The St. Nicholas’ Day in Netherlands

Did you know that the night of December 5th is one of the most important throughout the year for Dutch children?

Yes, that’s right, this is the time when Sinterklaas (St. Nicholas) brings them their presents!

Maybe you are familiar with Santa Claus but not with St.Nicolas. However, St. Nicolas is actually Santa’s original ancestor. He was a 3rd-century bishop who was famous for his generosity and good deeds. Since his death, stories about his miracles started to spread around Western Europe. He became known in history as a patron saint for sailors and children. Despite him being a Catholic saint, Dutch people of all ages and beliefs celebrate him, without any real religious connotations. The feast of St. Nicholas has been celebrated for at least 700 years in the Netherlands It is popular also in Belgium and Germany where it is celebrated on December 6th.

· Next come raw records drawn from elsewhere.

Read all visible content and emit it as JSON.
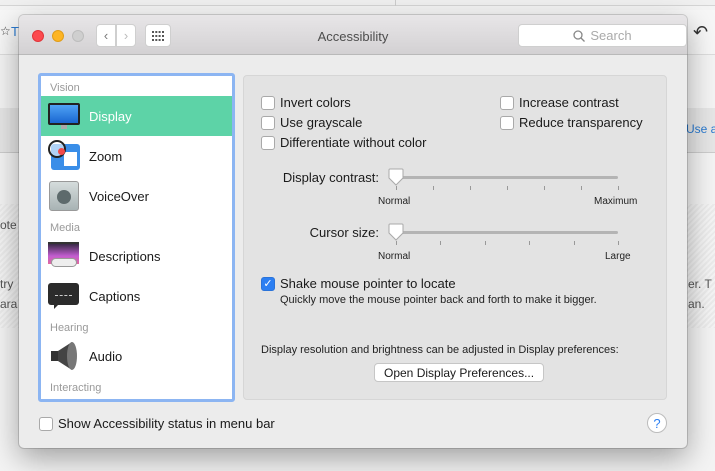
{
  "background": {
    "left_link": "T",
    "right_link": "Use ad",
    "fragments_left": [
      "ote",
      "try",
      "ara"
    ],
    "fragments_right": [
      "er. T",
      "an."
    ]
  },
  "window": {
    "title": "Accessibility",
    "search_placeholder": "Search"
  },
  "sidebar": {
    "items": [
      {
        "type": "section",
        "label": "Vision"
      },
      {
        "type": "item",
        "label": "Display",
        "icon": "display-icon",
        "selected": true
      },
      {
        "type": "item",
        "label": "Zoom",
        "icon": "zoom-icon"
      },
      {
        "type": "item",
        "label": "VoiceOver",
        "icon": "voiceover-icon"
      },
      {
        "type": "section",
        "label": "Media"
      },
      {
        "type": "item",
        "label": "Descriptions",
        "icon": "descriptions-icon"
      },
      {
        "type": "item",
        "label": "Captions",
        "icon": "captions-icon"
      },
      {
        "type": "section",
        "label": "Hearing"
      },
      {
        "type": "item",
        "label": "Audio",
        "icon": "audio-icon"
      },
      {
        "type": "section",
        "label": "Interacting"
      }
    ]
  },
  "display": {
    "invert_colors": {
      "label": "Invert colors",
      "checked": false
    },
    "use_grayscale": {
      "label": "Use grayscale",
      "checked": false
    },
    "differentiate": {
      "label": "Differentiate without color",
      "checked": false
    },
    "increase_contrast": {
      "label": "Increase contrast",
      "checked": false
    },
    "reduce_transparency": {
      "label": "Reduce transparency",
      "checked": false
    },
    "contrast": {
      "label": "Display contrast:",
      "min_label": "Normal",
      "max_label": "Maximum",
      "value": 0
    },
    "cursor": {
      "label": "Cursor size:",
      "min_label": "Normal",
      "max_label": "Large",
      "value": 0
    },
    "shake": {
      "label": "Shake mouse pointer to locate",
      "checked": true,
      "description": "Quickly move the mouse pointer back and forth to make it bigger."
    },
    "resolution_note": "Display resolution and brightness can be adjusted in Display preferences:",
    "open_prefs_button": "Open Display Preferences..."
  },
  "footer": {
    "show_status": {
      "label": "Show Accessibility status in menu bar",
      "checked": false
    },
    "help": "?"
  }
}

How do we celebrate it?

In mid-November St. Nicholas and his helpers – Pieten, arrive in the Netherlands by boat from their home in Spain. They bring presents and special treats for the children that behaved well during the year. Wearing traditional red bishop’s robe, Sinterklaas rides into towns and villages on a white horse. He rides across rooftops at night, listening through chimneys for good children. On the night that Sinterklaas arrives at their town, children leave a shoe out by the fireplace or a windowsill and sing Sinterklaas songs. They believe that if they leave hay or carrots in their shoes for his horse, some sweets or small presents will be left in return.

Sinterklaasavond, the night of December 5th, is usually celebrated with family and friends. The whole feast is about giving. The fun is in trying to surprise people with a small gift accompanied by jokes and funny poems about the gift’s recipient. Usually, treasure hunt games are played with riddles giving clues to children on how to find their present.

Food is, of course, a very important part of the celebration. Traditional recipes are speculaas (spiced cookies), kruidnoten (mini spiced cookies, also called ginger nuts), pepernoten (mini ginger biscuits),taai-taai (chewy aniseed biscuits), almond filled pasteries, chocolate letters – “banketletter”, and duivekater (a festive sweet bread). Mulled wine, called bischopswijn, is also enjoyed.


We hope that all of you will have many beautiful moments during the December festive season!